Speaking to the Alliance from the UN Commission on the Status of Women taking place in New York this week, Veena O'Sullivan said Tearfund – a member organisation of the Alliance – was committed to building a movement of survivors of violence so that "they can champion and transform the global agenda and strategies".

She added that inspiring, mobilising and equipping the Church to get involved was a key part of the agenda.

But sexual violence is just one of the major issues affecting women around the world.

As we mark International Women's Day today, Veena said "most of the challenges go back to an understanding and expression of women's value in society".

"In most countries around the world, rich and poor alike, women bear a far greater burden of responsibility and activity in their home and community," she said. "A rough exercise to map this reveals a startling fact where women work at least four times as many hours as men! 

"Strangely, the status they enjoy is far inferior to men. They are treated as a weaker sex, expected to bear much including abuse, deprived from access to basic rights. So the low status of women is the primary issue that leads to a whole plethora of struggles for women and girls. When we speak of women we need to speak of girls, to recognise that the challenges start young, even at birth in communities like in my own country (India) that still suffers female infanticide."

The UN Commission on the Status of Women is a function of the UN Economic and Social Council. It is the principal global policy-making body that is dedicated to gender equality and the advancement of women.

Once a year, representatives from the UN member states come to New York to evaluate progress on gender equality and set global standards on improving their status.

Speaking about this year's event, Veena said she had found it extremely encouraging. "When people come together and share, you don't feel lonely. You feel powerful, nothing feels impossible.

"This CSW has had the biggest engagement and representation from civil society.
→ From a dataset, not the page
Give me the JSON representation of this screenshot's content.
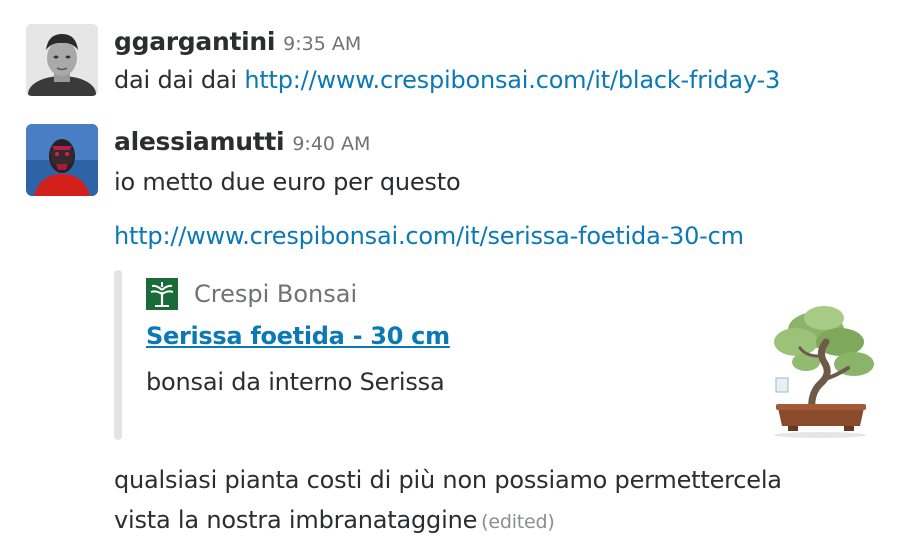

Shocking in some ways as the UNCSW process is about setting policies, reaching agreement on matters that affect us women the most and yet we, civil society have hardly been involved. So that is a ray of light in a massive dark world."